Other than having your own business, there are a few other additional career opportunities. These can be:
- HVAC manager, $72,515 average salary
- HVAC service manager, $71,176 average salary
Where HVAC Technicians Are in High Demand
HVAC technicians are desired across the country, but even more so in Florida, California, Texas, New York and Illinois. According to hvacclasses.org, these states employ the highest number of HVAC workers and are experiencing major construction growth. Here’s why:
- Florida: Hurricanes, educational and healthcare facilities.
- California: Wildfires, transportation, energy and utility projects.
- Texas: Hurricanes, energy, utility and other infrastructure updates.
- New York: Residential and infrastructure updates.
- Illinois: Companies relocating to the Chicago area.

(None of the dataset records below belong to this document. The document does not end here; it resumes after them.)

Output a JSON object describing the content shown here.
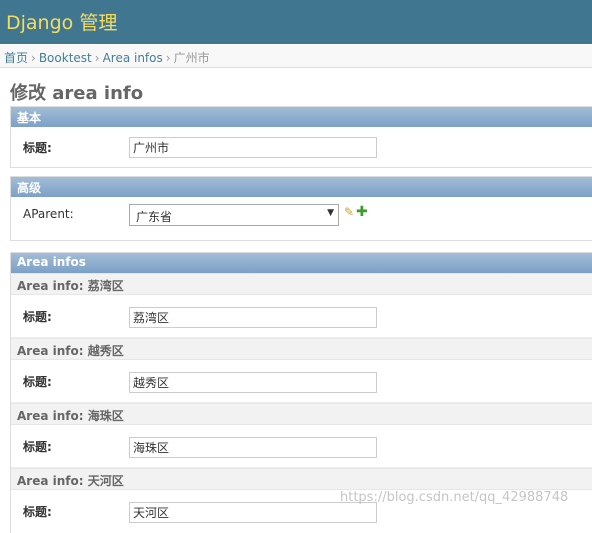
{
  "header": {
    "site_name": "Django 管理"
  },
  "breadcrumbs": {
    "home": "首页",
    "app": "Booktest",
    "model": "Area infos",
    "current": "广州市"
  },
  "page": {
    "title": "修改 area info"
  },
  "fieldset_basic": {
    "title": "基本",
    "title_label": "标题:",
    "title_value": "广州市"
  },
  "fieldset_advanced": {
    "title": "高级",
    "parent_label": "AParent:",
    "parent_value": "广东省"
  },
  "inline": {
    "title": "Area infos",
    "items": [
      {
        "heading_prefix": "Area info:",
        "heading_name": "荔湾区",
        "label": "标题:",
        "value": "荔湾区"
      },
      {
        "heading_prefix": "Area info:",
        "heading_name": "越秀区",
        "label": "标题:",
        "value": "越秀区"
      },
      {
        "heading_prefix": "Area info:",
        "heading_name": "海珠区",
        "label": "标题:",
        "value": "海珠区"
      },
      {
        "heading_prefix": "Area info:",
        "heading_name": "天河区",
        "label": "标题:",
        "value": "天河区"
      }
    ]
  },
  "watermark": "https://blog.csdn.net/qq_42988748",
  "colors": {
    "header_bg": "#417690",
    "site_name": "#f5dd5d",
    "module_header": "#7ca0c7",
    "link": "#447e9b"
  },
  "icons": {
    "edit": "pencil-icon",
    "add": "plus-icon",
    "select_arrow": "triangle-down-icon"
  }
}
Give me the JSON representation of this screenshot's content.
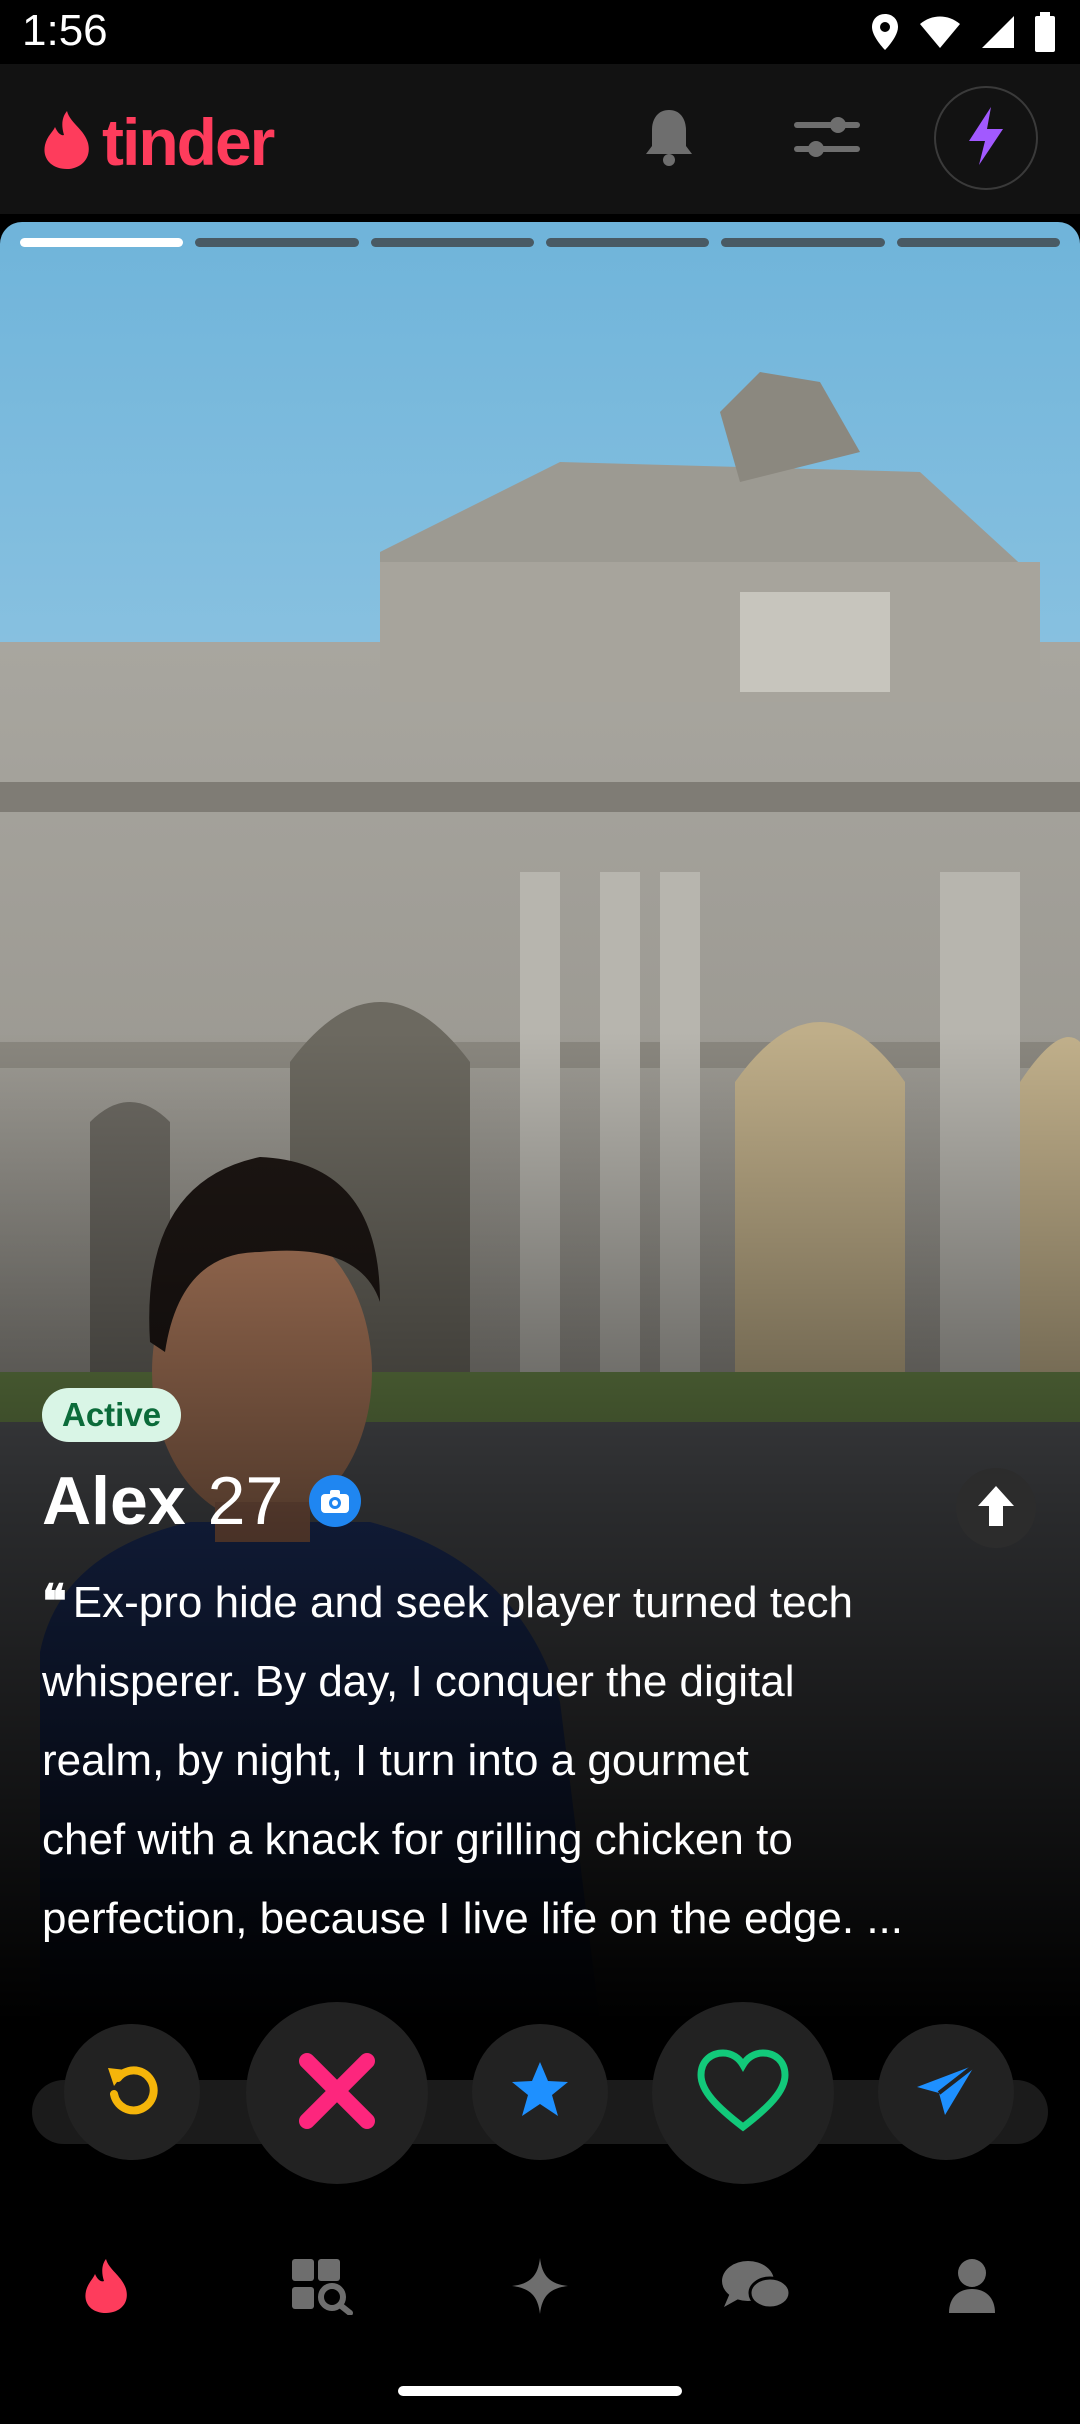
{
  "status_bar": {
    "time": "1:56"
  },
  "header": {
    "logo_text": "tinder"
  },
  "profile": {
    "photo_count": 6,
    "active_photo": 1,
    "badge": "Active",
    "name": "Alex",
    "age": "27",
    "bio_lines": [
      "Ex-pro hide and seek player turned tech",
      "whisperer. By day, I conquer the digital",
      "realm, by night, I turn into a gourmet",
      "chef with a knack for grilling chicken to",
      "perfection, because I live life on the edge. ..."
    ]
  },
  "colors": {
    "brand": "#fe3c5c",
    "rewind": "#f5b50a",
    "nope": "#fd267d",
    "super_like": "#1e90ff",
    "like": "#12c97a",
    "boost": "#a259ff",
    "verified": "#1f86f1"
  },
  "icons": {
    "header": [
      "notification-bell-icon",
      "filter-sliders-icon",
      "boost-lightning-icon"
    ],
    "actions": [
      "rewind-icon",
      "nope-icon",
      "super-like-icon",
      "like-icon",
      "super-boost-icon"
    ],
    "tabs": [
      "flame-icon",
      "explore-icon",
      "sparkle-icon",
      "chat-icon",
      "profile-icon"
    ]
  }
}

Where HVAC Technicians Will Be in High Demand in the Future
Projections Central, who makes long-term occupational projections, expects these states to have the greatest demand for technicians by 2028:
- Utah, 31.1%
- Colorado, 29.7%
- Nevada, 27.9%
- Arizona, 21.4%
- Iowa, Oregon and Montana, 18.5%
- Arkansas, 16.3%
- Florida, 16.2%
- South Carolina, 16%
- Texas, 15.9%
- Idaho, 15.7%
- Washington, 15.6%
- North Carolina, 15.5%
- Tennessee, 15.2%
- Wyoming, 14.3%
- Nebraska, 13.9%
- Indiana, 13.8%
- North Dakota, 13.8%
Here’s where the biggest number of new jobs during that time frame are expected to be:
- Florida, 5,420
- Texas, 5,530
- California, 4,100
- North Carolina, 2,510
- New York, 2,290
- Colorado, 2,000
- Ohio, 1,550
- Pennsylvania, 1,510
- Virginia, 1,500
- Tennessee, 1,360
- Washington, 1,290
- Georgia, 1,270
- New Jersey, 1,170
- Utah, 1,170
- South Carolina, 1,1060
- Indiana, 940
- Maryland, 820
- Missouri and Arizona, 810
- Michigan, 780
Weather and economic improvement is forecasted to contribute to increases in these states, according to hvacclasses.org.
Grow Your HVAC Career with Freed Heating & Air Conditioning
HVAC technicians are needed across the USA and in Moline. To find out more about our openings, go to our careers page or reach us at 309-323-9584 now!